“Fox News Channel has just finished the second quarter of 2103 as the #1 cable news network for 46 straight quarters. But while boasting 9 of the top 10 shows on cable news among younger viewers, FNC had its lowest weekday primetime performance in the A25-54 demo, in more than 12 years. Which may be why the network is planning changes to primetime.
The ratings for Q2 2013, (Nielsen Live + Same Day data):
- Primetime (Mon-Sun): 1,889,000 Total Viewers / 317,000 A25-54
- Total Day Mon-Sun): 1,179,000 Total Viewers / 238,000 A25-54
In primetime, total viewership grew +5%, but the network lost -11% of the younger viewer audience it had drawn at the same point in 2012.”
You would think that after a decade of getting its derriere handed to it by Fox News it would consider doing something about it. CNN is in a very unique and potentially powerful position of owning more than one cable news network. CNN is the more famous of the two, but it also owns an ugly little “mini me” called Headline News.
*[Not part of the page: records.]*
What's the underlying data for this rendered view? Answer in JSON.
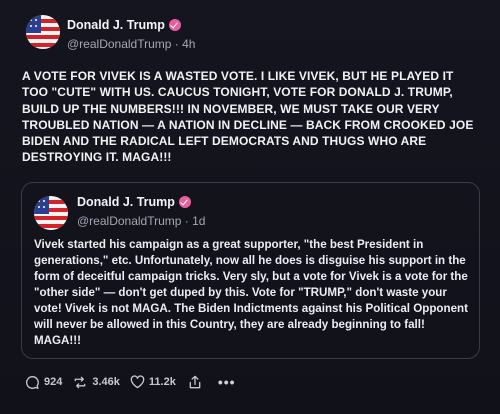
{
  "post": {
    "author_name": "Donald J. Trump",
    "handle_time": "@realDonaldTrump · 4h",
    "text": "A VOTE FOR VIVEK IS A WASTED VOTE. I LIKE VIVEK, BUT HE PLAYED IT TOO \"CUTE\" WITH US. CAUCUS TONIGHT, VOTE FOR DONALD J. TRUMP, BUILD UP THE NUMBERS!!! IN NOVEMBER, WE MUST TAKE OUR VERY TROUBLED NATION — A NATION IN DECLINE — BACK FROM CROOKED JOE BIDEN AND THE RADICAL LEFT DEMOCRATS AND THUGS WHO ARE DESTROYING IT. MAGA!!!"
  },
  "quote": {
    "author_name": "Donald J. Trump",
    "handle_time": "@realDonaldTrump · 1d",
    "text": "Vivek started his campaign as a great supporter, \"the best President in generations,\" etc. Unfortunately, now all he does is disguise his support in the form of deceitful campaign tricks. Very sly, but a vote for Vivek is a vote for the \"other side\" — don't get duped by this. Vote for \"TRUMP,\" don't waste your vote! Vivek is not MAGA. The Biden Indictments against his Political Opponent will never be allowed in this Country, they are already beginning to fall! MAGA!!!"
  },
  "actions": {
    "replies": "924",
    "retruths": "3.46k",
    "likes": "11.2k",
    "more": "•••"
  },
  "icons": {
    "verified": "verified-badge-icon",
    "reply": "reply-icon",
    "retruth": "retruth-icon",
    "like": "heart-icon",
    "share": "share-icon",
    "more": "more-icon"
  },
  "colors": {
    "background": "#101018",
    "badge": "#e85fa0",
    "text": "#f2f2f5",
    "muted": "#a6a6b4"
  }
}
Both channels are CNN properties, but instead of behaving like a competitive media company by offering two similar (both news) products with very differences emphasis (such as editorial focus), it created redundant stations, that only take audience from one another. When it was originally launched two years after its parent company, CNN was created in 1980, the network was called “CNN 2.” It is too bad it changed its name because that was an apt and more honest description of the channel – a weak, mirrored image of CNN. Today, it is still that, offering program that would essentially be an annex of CNN’s, with little originality. CNN’s viewers would naturally be torn between the major network, or its little brother. Does it not make sense that a company in the rating business would want to draw numbers away from its actual competitors? The biggest of those (and the starkest in contrast form an editorial perspective) is Fox News, which consistently gets hundreds of thousands of more viewers than CNN during those crucial primetime hours. Currently, HLN and CNN are consistently second or third to Fox News, but combined they would often beat the Murdoch led giant. How would they combine them? By changing HLN into a conservative news network and giving its viewers a true choice in its viewing. Sure some (though not many) would be offended and move to MSNBC, but the many more from both HLN and CNN going to one would make it a far more formidable player in cable news and give Fox a run for its money. Meanwhile, the growing conservative audience that finds itself continuously disgruntled by the lack of major media options would have another channel (yes, one other channel) for its information and news. This is a no-brainer for CNN from a business perspective.
Yet, CNN has known it has suffered from the this division of audience since the early 80s when Headline News was launched. Even the most casual observer has no choice but to conclude that the Cable News Network is not driven by ratings, as its stockholders and the news viewing audience would hope, but by an ideological agenda that has kept the network a distant second. It would be great if someone with actual business experience took over the helm of CNN and its sister network, Headline News.